Mark Mathias is many things. He’s the founder and president of Remarkable STEAM, a statewide organization promoting innovation and creativity in science, technology, engineering, arts and math. He founded Westport’s Maker Faire, has served on the Board of Education for 14 years, and volunteers with the Boy Scouts.
In that last capacity, he’s attending this week’s National Scout Jamboree in West Virginia. He’s joined by 35,000 Scouts from around the world (120 from Connecticut, including Westporters), and 5,000 adult support staff. Mathias’ role is radio communications.
Yesterday was a special one at the sprawling camp. Here’s his report:
This year, we were honored to have President Trump address the Jamboree.
Scheduled to speak at 6 p.m., preparations for his visit started well over a week ago. The venue opened at 2:30, and numerous restrictions were in place. It took nearly 2 hours from the time I got in line and snaked down the pathways until I reached one of 2 entrances.
All day long, and particularly in line, lots of Scouts and adults wore red “Make America Great Again” hats.
Once inside the venue, box lunches were given to each person. Free bottles of water were handed out to every attendee, since it was very hot and muggy. Luckily there was some light cloud cover and a brief sprinkle of rain to keep people cool while we waited on the grass.
The scouting organization was good at keeping the crowd entertained, as the Scouts stayed in their troop areas. Many patches were traded, and ice cream vendors did a land office business.
By 6 p.m. the stage was set. A man placed the presidential seal on the podium.
Around 6:20 we saw the presidential motorcade arrive, winding down the hill to the rear of the stage. The crowd frequently chanted: “We want Trump!” and “U! S! A!”
When Mr. Trump came on stage, he received a very warm welcome from the assembled Scouts. Thunderous applause and chanting of his name was a marvel to hear.
As he started his speech, Mr. Trump indicated he would set aside political differences for the evening, and instead talk about how to be successful. He mentioned that 10 of the members of his cabinet were Scouts, and brought on stage Secretary of the Interior Ryan Zinke, Secretary of Energy Rick Perry and Secretary of Health and Human Services Tom Price.
Other than the time I went to Washington to see a presidential inauguration with my family, I have not attended a live event where the President of the United States has spoken. I believe that the opportunity to see and hear the president is something everyone in our country should have. I also believe in respecting the office of the president.
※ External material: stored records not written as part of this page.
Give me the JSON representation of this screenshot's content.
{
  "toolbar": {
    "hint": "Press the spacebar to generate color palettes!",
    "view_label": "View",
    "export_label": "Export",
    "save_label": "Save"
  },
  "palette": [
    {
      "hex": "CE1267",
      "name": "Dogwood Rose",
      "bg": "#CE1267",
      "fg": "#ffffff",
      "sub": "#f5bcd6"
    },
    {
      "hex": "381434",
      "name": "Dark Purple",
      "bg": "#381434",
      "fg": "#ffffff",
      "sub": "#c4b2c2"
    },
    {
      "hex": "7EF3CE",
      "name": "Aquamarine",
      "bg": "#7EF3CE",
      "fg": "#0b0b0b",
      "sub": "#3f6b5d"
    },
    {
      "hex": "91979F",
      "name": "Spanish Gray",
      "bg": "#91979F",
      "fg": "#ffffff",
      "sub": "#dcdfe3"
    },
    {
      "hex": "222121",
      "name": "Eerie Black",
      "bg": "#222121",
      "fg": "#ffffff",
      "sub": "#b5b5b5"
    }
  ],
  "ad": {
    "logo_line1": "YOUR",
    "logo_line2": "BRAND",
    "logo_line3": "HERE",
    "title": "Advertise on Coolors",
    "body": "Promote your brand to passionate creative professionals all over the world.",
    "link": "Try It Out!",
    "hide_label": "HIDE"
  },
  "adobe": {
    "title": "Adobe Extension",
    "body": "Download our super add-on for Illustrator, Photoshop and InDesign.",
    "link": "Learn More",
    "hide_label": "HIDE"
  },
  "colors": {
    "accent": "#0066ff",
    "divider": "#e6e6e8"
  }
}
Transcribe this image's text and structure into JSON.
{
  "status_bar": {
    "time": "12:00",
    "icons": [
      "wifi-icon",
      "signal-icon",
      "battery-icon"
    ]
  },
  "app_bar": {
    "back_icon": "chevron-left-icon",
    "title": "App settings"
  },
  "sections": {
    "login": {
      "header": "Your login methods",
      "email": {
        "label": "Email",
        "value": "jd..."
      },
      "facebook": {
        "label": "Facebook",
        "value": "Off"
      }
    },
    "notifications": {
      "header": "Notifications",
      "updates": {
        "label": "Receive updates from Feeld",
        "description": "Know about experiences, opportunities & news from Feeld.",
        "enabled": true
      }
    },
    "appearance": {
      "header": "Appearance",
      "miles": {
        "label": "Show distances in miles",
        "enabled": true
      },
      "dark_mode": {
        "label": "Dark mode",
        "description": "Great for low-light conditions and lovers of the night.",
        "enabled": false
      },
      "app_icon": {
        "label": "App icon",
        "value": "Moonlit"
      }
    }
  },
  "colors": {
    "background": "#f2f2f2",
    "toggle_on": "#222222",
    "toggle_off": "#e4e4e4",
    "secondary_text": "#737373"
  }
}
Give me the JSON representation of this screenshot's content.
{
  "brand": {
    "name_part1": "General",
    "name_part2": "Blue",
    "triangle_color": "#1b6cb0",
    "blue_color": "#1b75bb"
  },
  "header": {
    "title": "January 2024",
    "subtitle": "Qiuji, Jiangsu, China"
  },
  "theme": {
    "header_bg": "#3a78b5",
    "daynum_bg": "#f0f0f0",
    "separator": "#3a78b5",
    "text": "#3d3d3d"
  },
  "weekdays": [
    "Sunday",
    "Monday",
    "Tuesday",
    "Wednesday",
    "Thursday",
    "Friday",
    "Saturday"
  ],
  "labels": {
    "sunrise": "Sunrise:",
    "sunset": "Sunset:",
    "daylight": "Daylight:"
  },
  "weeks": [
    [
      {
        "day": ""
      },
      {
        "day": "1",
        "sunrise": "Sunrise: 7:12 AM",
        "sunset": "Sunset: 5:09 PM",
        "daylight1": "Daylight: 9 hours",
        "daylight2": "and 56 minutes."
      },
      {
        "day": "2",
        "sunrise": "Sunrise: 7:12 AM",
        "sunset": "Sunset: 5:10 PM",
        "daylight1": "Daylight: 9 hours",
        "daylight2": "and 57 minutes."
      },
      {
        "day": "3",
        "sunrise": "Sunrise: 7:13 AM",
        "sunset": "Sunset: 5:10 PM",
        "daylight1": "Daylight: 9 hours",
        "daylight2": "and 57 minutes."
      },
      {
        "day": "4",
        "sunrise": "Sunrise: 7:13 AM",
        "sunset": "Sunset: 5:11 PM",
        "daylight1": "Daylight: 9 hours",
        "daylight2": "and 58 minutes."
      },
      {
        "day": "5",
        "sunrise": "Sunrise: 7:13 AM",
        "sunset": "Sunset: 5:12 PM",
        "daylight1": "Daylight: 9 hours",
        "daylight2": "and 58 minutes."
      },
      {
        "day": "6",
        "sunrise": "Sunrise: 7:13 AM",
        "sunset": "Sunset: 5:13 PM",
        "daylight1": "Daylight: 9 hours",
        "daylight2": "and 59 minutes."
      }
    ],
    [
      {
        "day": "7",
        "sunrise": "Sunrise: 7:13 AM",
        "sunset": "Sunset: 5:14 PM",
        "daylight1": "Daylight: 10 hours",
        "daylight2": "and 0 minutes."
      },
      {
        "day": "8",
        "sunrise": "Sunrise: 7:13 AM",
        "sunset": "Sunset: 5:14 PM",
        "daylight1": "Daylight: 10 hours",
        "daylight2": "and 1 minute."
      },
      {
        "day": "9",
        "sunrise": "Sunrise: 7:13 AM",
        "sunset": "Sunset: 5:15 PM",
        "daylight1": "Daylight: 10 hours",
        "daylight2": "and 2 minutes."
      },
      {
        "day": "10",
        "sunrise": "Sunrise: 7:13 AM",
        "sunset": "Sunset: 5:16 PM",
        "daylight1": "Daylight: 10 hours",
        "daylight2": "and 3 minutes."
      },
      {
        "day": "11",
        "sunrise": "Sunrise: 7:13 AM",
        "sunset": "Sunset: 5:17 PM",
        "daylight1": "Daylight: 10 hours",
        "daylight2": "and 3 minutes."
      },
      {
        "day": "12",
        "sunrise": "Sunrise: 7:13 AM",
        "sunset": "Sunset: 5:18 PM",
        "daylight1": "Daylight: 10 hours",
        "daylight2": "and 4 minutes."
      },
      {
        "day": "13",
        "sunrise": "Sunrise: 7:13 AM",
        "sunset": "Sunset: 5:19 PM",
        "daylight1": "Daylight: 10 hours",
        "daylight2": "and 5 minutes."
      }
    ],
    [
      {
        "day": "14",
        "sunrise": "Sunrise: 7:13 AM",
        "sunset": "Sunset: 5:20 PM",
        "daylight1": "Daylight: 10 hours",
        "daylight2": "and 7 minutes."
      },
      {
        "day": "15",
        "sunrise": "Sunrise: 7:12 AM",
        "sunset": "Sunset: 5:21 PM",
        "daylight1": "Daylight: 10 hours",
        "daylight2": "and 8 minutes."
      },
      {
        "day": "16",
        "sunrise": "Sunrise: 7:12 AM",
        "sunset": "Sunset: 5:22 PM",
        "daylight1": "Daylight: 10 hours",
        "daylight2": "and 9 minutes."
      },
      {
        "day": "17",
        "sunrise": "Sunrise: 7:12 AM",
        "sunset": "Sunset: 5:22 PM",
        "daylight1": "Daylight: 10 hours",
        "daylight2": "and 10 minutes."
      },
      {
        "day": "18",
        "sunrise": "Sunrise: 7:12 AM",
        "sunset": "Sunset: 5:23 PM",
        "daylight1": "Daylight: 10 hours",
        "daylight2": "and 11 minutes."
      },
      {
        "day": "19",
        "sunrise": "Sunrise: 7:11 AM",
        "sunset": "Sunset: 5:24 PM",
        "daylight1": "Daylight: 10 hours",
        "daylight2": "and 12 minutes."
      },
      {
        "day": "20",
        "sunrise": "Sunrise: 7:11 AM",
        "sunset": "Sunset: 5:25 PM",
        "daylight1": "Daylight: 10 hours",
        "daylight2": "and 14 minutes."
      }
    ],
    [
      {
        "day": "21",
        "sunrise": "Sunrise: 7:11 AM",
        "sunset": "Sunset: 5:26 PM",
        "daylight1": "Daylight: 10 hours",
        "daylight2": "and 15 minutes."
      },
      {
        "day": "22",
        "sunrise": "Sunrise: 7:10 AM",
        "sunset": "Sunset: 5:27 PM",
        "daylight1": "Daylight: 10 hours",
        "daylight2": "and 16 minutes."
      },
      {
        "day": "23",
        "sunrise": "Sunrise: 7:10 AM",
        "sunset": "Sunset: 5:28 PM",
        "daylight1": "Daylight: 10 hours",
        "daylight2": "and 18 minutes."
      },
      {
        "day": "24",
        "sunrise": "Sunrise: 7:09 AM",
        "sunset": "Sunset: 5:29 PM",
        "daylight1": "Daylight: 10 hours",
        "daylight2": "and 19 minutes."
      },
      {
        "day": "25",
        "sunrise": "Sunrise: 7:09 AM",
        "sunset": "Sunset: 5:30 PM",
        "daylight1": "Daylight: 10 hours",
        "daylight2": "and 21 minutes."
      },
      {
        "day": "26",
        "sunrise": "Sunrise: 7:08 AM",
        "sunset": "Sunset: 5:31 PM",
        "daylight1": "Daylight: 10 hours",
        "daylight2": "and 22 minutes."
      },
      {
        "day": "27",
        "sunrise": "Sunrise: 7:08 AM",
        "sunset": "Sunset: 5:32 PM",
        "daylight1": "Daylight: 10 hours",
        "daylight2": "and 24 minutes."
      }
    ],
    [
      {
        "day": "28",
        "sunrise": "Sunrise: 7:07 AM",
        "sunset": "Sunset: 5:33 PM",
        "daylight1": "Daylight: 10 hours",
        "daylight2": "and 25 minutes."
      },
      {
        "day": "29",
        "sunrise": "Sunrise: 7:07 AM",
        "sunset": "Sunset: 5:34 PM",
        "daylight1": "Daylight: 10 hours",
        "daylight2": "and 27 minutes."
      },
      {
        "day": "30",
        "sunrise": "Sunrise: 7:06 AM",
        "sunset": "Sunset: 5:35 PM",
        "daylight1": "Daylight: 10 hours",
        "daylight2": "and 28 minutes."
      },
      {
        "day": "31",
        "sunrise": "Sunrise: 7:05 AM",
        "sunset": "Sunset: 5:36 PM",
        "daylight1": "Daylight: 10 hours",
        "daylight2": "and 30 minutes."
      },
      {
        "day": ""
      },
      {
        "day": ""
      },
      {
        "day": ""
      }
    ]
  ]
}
Speaking to other scoutmasters in the audience as we waited for the president, I heard that some troops had talked seriously about not attending. Luckily, the scoutmasters I spoke to did not let this opportunity pass by. As I left the venue after the speech however, I saw a handful of troops that elected to not attend.
With a great start to President Trump’s speech, I had high hopes he would use it as an opportunity to inspire this largest collection of Scouts in the United States to do great things, and have scouting be a way to give them the skills they need.
Unfortunately, President Trump moved to subjects of repealing Obamacare, “fake news,” and how well the economy and stock market are doing since his election.
The crowd welcomed most of President Trump’s comments with great cheers, although there was the occasional boo — in particular when President Trump mentioned that President Obama did not address a Jamboree. (Click below for the entire speech.)
I stood in the audience, trying to absorb what was going on around me. Was the crowd responding to the fact that they had the President of the United States speaking to them? Were they truly supportive of the policies being presented to them? A combination of these and other reasons? Am I out of touch with America?
On the walk home and in talking with the people with whom I’m working, the conversations were muted. A few people said they thought Trump did a great job. Others were more critical of his speech. But adults on both sides of the subject were remarkably unenthusiastic. It was almost as though the speech didn’t happen. It surprised me that there was not a great desire to talk about what we had just witnessed.
The experience for me was somewhat surreal. Being in the audience as the president addressed us is a great honor. Feeling the energy of the crowd — but not the motivation — made me feel out of place. Then, after having experienced what for many is a once-in-a-lifetime experience of seeing the president in person not be ebullient about it, was downright odd.
I hope to have more opportunities to participate in events of this nature, and hear leaders in their own words. I hope to be able to share these experiences with my family and friends. Most of all, I hope that we all grow as a result of these experiences.